I nod approvingly at the girl, who has inherited her father’s clear blue eyes. I am about to say how tragic it was that Richard Brautigan shot himself in the head not long after Doug and I had dinner with him, but rather than sully the air with sadness, I say, “Did your father tell you how he saved my life?”“Only about a thousand times,” Doug’s son replies with a roll of his eyes, and suddenly they are both gone—off to do whatever teenagers do in the middle of a Saturday afternoon. Doug and I stand alone next to an enormous grape arbor.

“I still have that cocktail napkin with the doodle that guy Ron did of you.”

“Cool.”

“Did you ever see the movie they made about him?”

“Yeah. Tom Cruise looked nothing like him.” I look around and wonder if the coast is clear enough for a kiss. “Hey. I want to you thank you for a great time,” I say referring not to the present moment, but to our short time together.

“You’re welcome. That was the best year of my life you know.”

“You’re lying. You’ve had a great life.” If he is telling the truth then I want him to add that he’s not in love with his wife and that we should give it another try. Sure, I love my husband, but a do-over with Doug?

As desperately as I want to be, I know I’m no longer that twenty-year-old in his arms who wanted to inhabit the promise of the long road ahead of me, never thinking that one day I’d look back from another life at what we’d been. There are still dangers for me in love, and I want him to take my hand and lead me away from the inexorable surety of love’s death.
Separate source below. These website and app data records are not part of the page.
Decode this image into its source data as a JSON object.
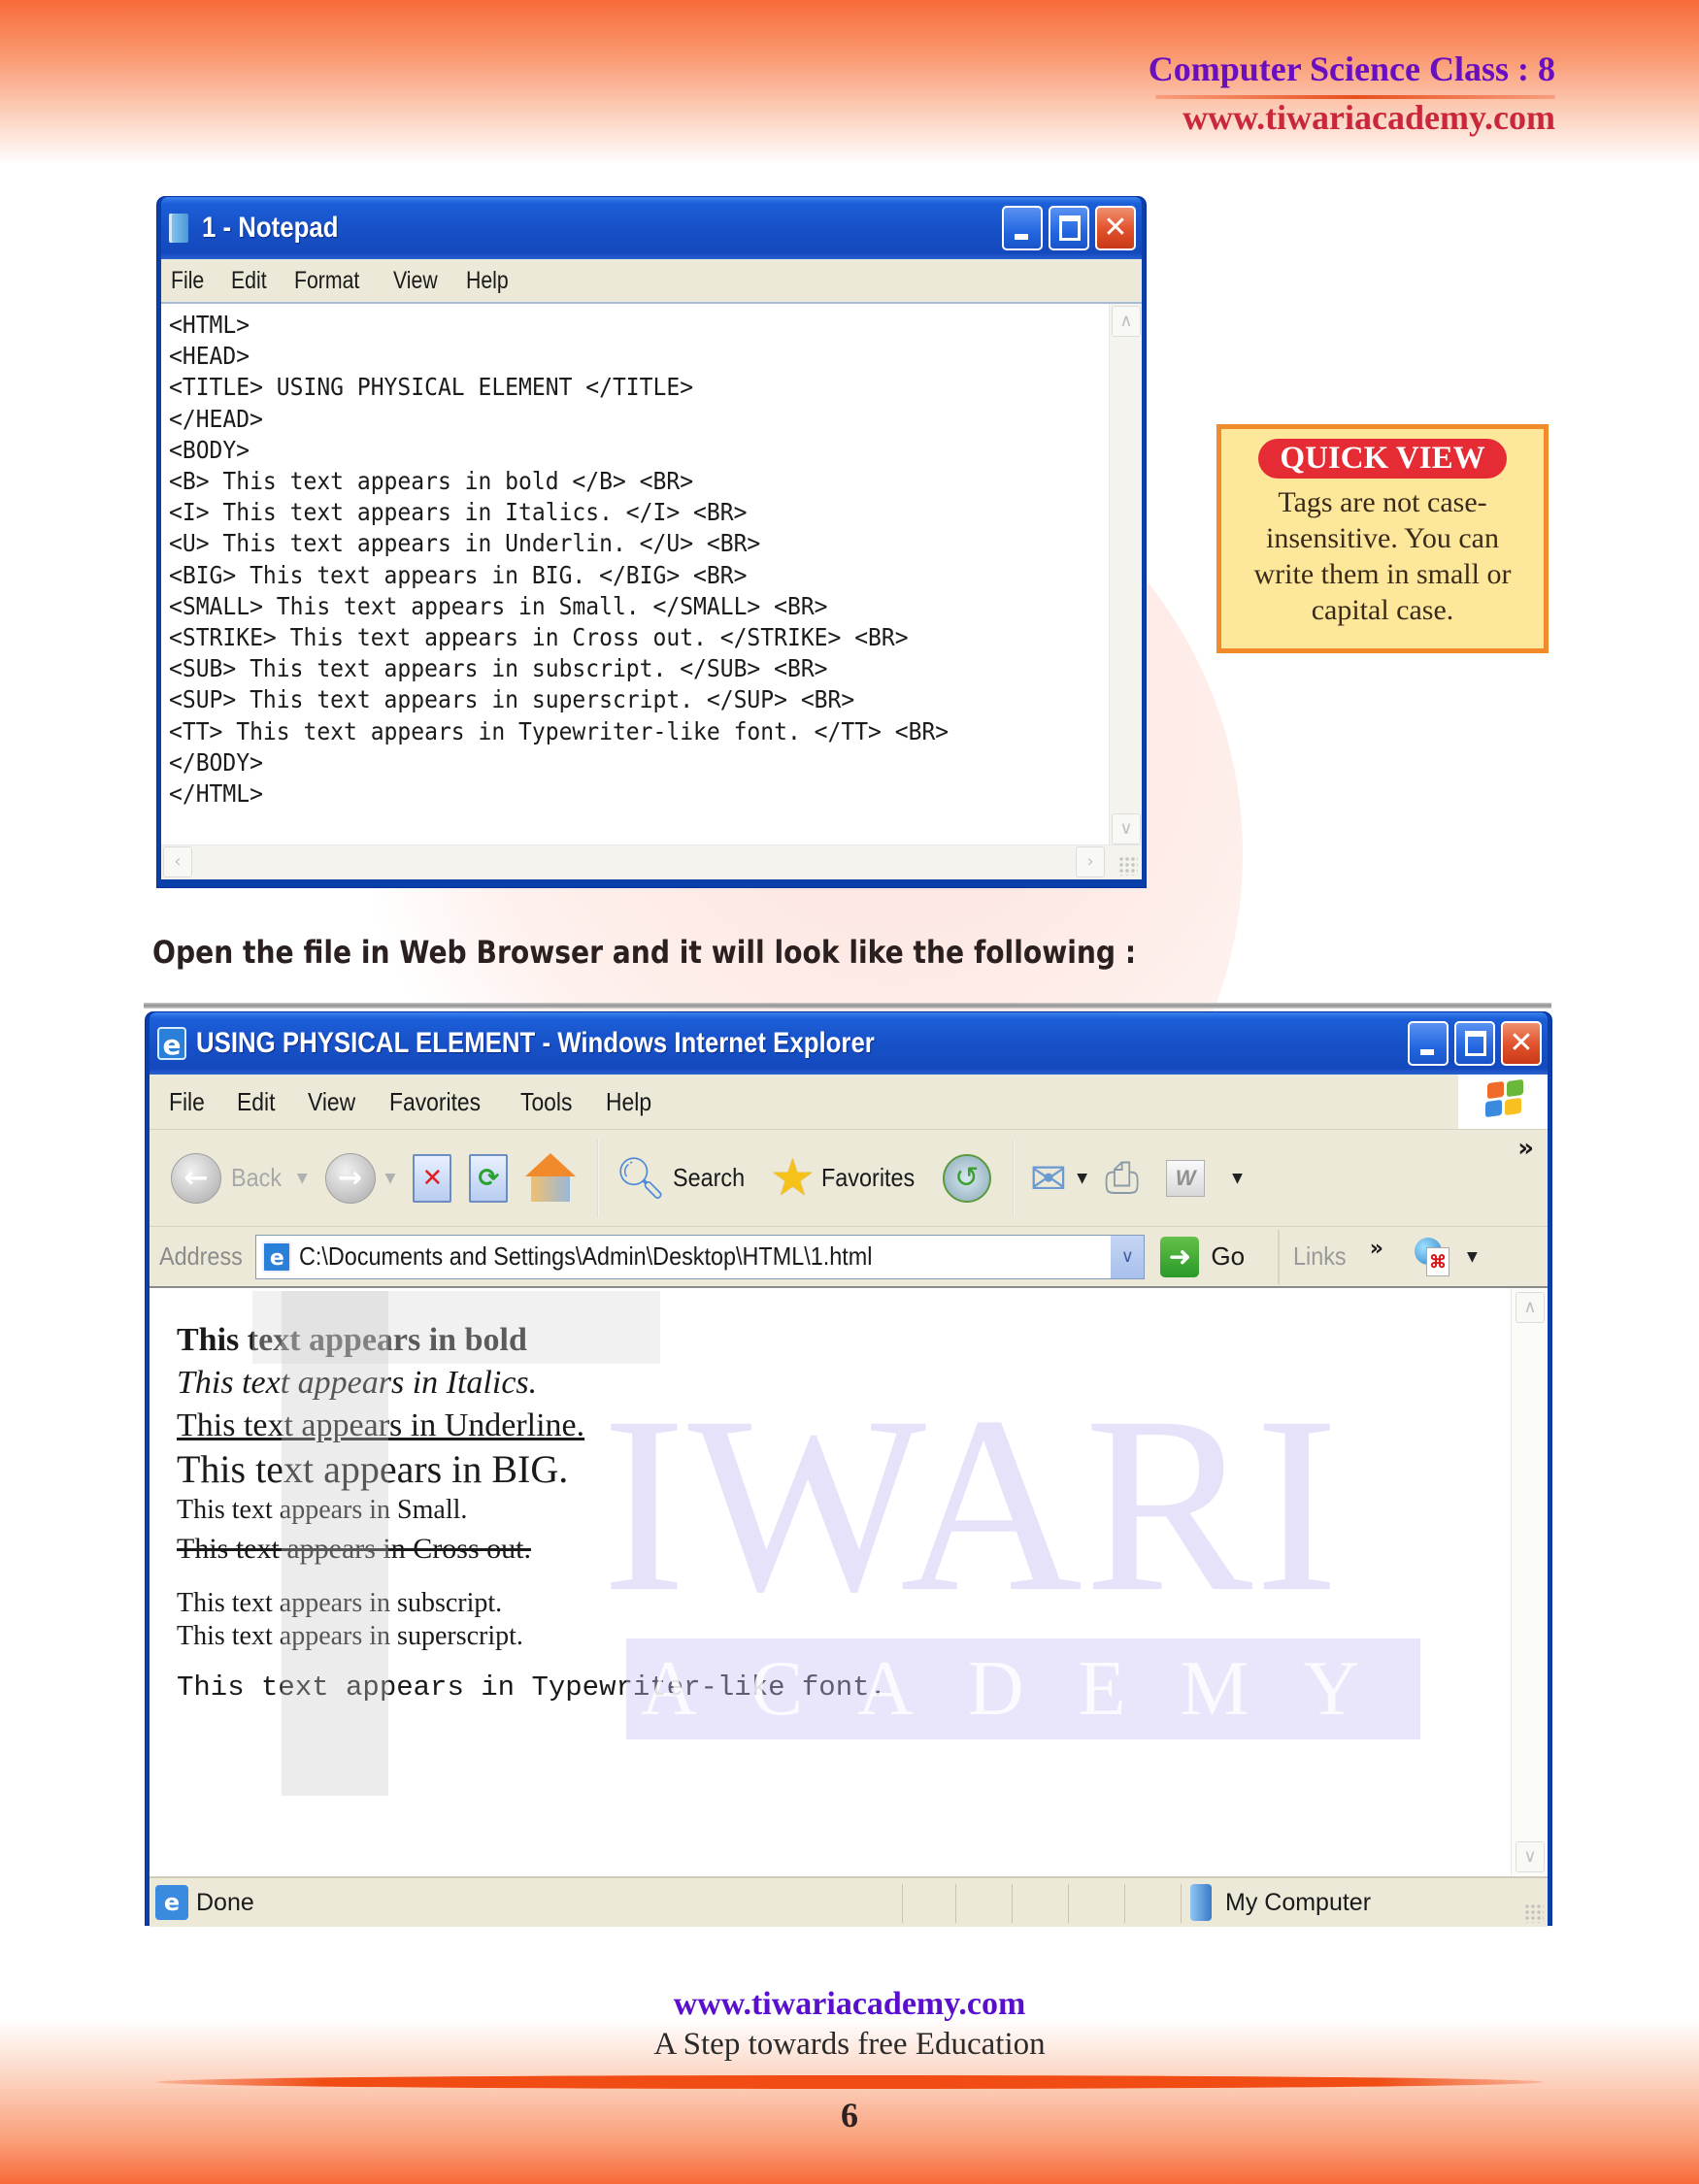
{
  "header": {
    "title": "Computer Science Class : 8",
    "url": "www.tiwariacademy.com"
  },
  "watermark": {
    "word1": "IWARI",
    "word2": "ACADEMY"
  },
  "notepad": {
    "title": "1 - Notepad",
    "menu": [
      "File",
      "Edit",
      "Format",
      "View",
      "Help"
    ],
    "lines": [
      "<HTML>",
      "<HEAD>",
      "<TITLE> USING PHYSICAL ELEMENT </TITLE>",
      "</HEAD>",
      "<BODY>",
      "<B> This text appears in bold </B> <BR>",
      "<I> This text appears in Italics. </I> <BR>",
      "<U> This text appears in Underlin. </U> <BR>",
      "<BIG> This text appears in BIG. </BIG> <BR>",
      "<SMALL> This text appears in Small. </SMALL> <BR>",
      "<STRIKE> This text appears in Cross out. </STRIKE> <BR>",
      "<SUB> This text appears in subscript. </SUB> <BR>",
      "<SUP> This text appears in superscript. </SUP> <BR>",
      "<TT> This text appears in Typewriter-like font. </TT> <BR>",
      "</BODY>",
      "</HTML>"
    ]
  },
  "quick_view": {
    "badge": "QUICK VIEW",
    "text": "Tags are not case-insensitive. You can write them in small or capital case."
  },
  "instruction": "Open the file in Web Browser and it will look like the following :",
  "browser": {
    "title": "USING PHYSICAL ELEMENT - Windows Internet Explorer",
    "menu": [
      "File",
      "Edit",
      "View",
      "Favorites",
      "Tools",
      "Help"
    ],
    "toolbar": {
      "back": "Back",
      "search": "Search",
      "favorites": "Favorites",
      "more": "»"
    },
    "address": {
      "label": "Address",
      "value": "C:\\Documents and Settings\\Admin\\Desktop\\HTML\\1.html",
      "go": "Go",
      "links": "Links",
      "links_more": "»"
    },
    "content": {
      "bold": "This text appears in bold",
      "italic": "This text appears in Italics.",
      "underline": "This text appears in Underline.",
      "big": "This text appears in BIG.",
      "small": "This text appears in Small.",
      "strike": "This text appears in Cross out.",
      "subscript": "This text appears in subscript.",
      "superscript": "This text appears in superscript.",
      "typewriter": "This text appears in Typewriter-like font."
    },
    "status": {
      "text": "Done",
      "zone": "My Computer"
    }
  },
  "footer": {
    "url": "www.tiwariacademy.com",
    "tagline": "A Step towards free Education",
    "page_number": "6"
  },
  "colors": {
    "brand_purple": "#6a0fbf",
    "brand_red": "#c8283a",
    "accent_orange": "#f04c14",
    "xp_blue": "#1751c8",
    "quick_view_badge": "#e52c35",
    "quick_view_bg": "#fde79a"
  }
}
But there is no do-over.

Instead, Doug yanks a huge black grape from the arbor and slides it slowly, sentimentally, into my mouth. It’s as close to a fruit-scented kiss as I’m going to get. And for that I am, mostly, grateful.